• **TRY IT**
Below are the entries; return every line among them that holds the word "date".

• **EXTRACTED ENTRIES**
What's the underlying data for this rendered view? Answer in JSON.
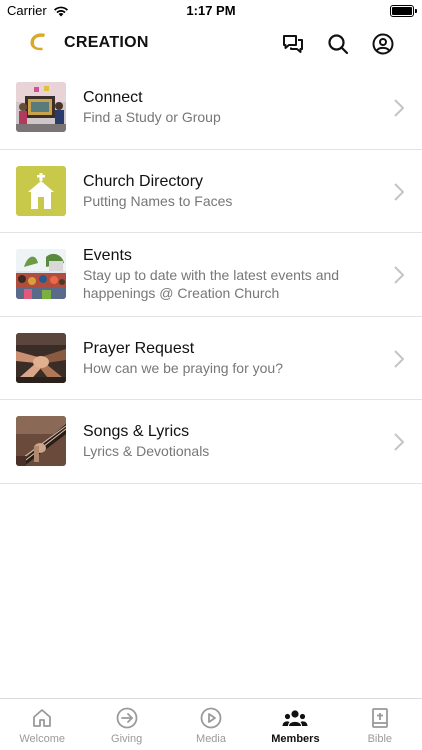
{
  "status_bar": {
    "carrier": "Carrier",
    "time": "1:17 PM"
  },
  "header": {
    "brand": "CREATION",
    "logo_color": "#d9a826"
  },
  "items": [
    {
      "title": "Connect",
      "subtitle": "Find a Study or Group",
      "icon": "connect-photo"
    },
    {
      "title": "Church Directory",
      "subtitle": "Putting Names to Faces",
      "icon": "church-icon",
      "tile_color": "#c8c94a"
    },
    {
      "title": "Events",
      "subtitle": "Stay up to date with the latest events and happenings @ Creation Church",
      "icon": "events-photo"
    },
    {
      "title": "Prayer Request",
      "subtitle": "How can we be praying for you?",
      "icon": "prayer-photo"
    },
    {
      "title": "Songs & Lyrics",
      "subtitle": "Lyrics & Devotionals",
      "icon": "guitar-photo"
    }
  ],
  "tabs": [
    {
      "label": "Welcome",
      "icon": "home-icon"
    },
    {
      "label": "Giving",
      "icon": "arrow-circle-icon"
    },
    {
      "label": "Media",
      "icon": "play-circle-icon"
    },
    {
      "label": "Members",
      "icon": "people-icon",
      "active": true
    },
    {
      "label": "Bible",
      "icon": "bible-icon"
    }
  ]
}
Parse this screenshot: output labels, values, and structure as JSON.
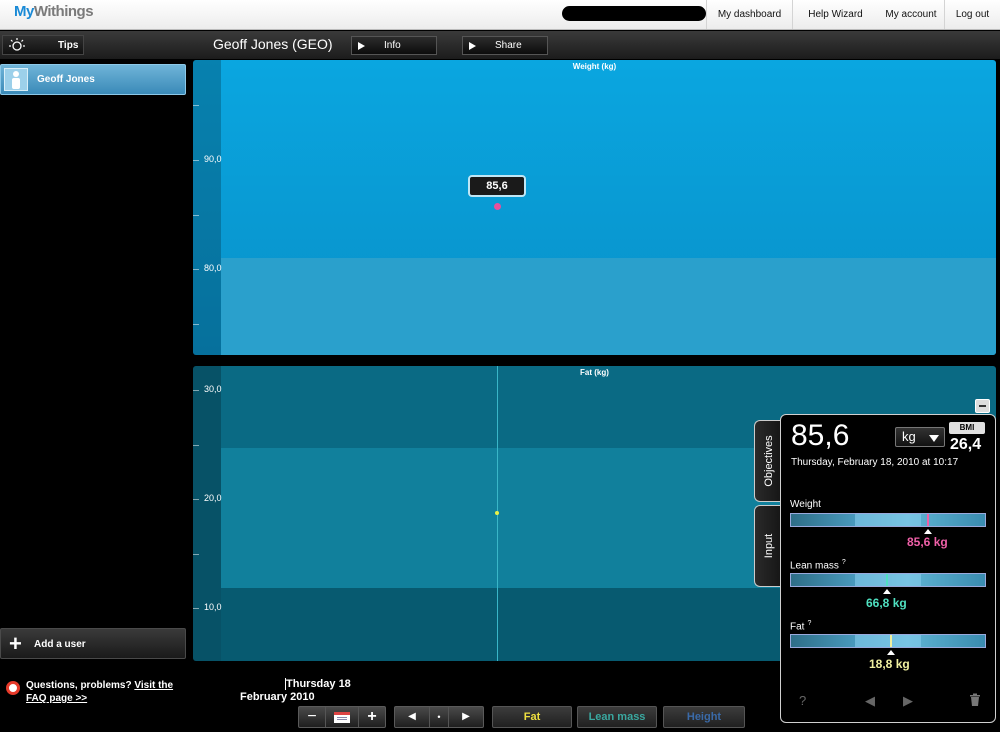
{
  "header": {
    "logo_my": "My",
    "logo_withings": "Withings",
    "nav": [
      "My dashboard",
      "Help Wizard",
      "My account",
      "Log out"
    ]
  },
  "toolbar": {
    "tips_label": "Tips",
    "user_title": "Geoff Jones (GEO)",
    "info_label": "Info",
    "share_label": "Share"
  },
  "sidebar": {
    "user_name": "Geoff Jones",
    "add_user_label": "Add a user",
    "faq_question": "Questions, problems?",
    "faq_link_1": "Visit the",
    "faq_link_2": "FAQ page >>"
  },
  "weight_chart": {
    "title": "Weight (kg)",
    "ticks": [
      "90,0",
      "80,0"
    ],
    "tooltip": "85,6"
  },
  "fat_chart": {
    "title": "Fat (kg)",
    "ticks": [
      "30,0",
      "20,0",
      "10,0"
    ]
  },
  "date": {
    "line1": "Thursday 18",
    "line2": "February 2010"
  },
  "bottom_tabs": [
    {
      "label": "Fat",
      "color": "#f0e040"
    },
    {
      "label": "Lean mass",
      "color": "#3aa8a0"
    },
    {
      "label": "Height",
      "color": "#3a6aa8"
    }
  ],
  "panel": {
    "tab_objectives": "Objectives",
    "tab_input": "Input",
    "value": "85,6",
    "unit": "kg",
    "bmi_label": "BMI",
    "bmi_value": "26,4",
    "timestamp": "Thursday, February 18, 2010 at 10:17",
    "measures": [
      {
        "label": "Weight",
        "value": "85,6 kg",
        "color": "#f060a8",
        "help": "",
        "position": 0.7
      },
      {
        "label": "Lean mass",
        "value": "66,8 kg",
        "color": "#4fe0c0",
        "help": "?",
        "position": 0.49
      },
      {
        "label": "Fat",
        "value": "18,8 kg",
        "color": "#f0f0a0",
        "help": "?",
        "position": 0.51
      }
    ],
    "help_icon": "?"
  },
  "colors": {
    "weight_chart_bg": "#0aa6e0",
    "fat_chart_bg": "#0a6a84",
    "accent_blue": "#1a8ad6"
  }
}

• **ANSWER FOR THIS EXERCISE**
      "subtitle": "Stay up to date with the latest events and happenings @ Creation Church",
  "date": {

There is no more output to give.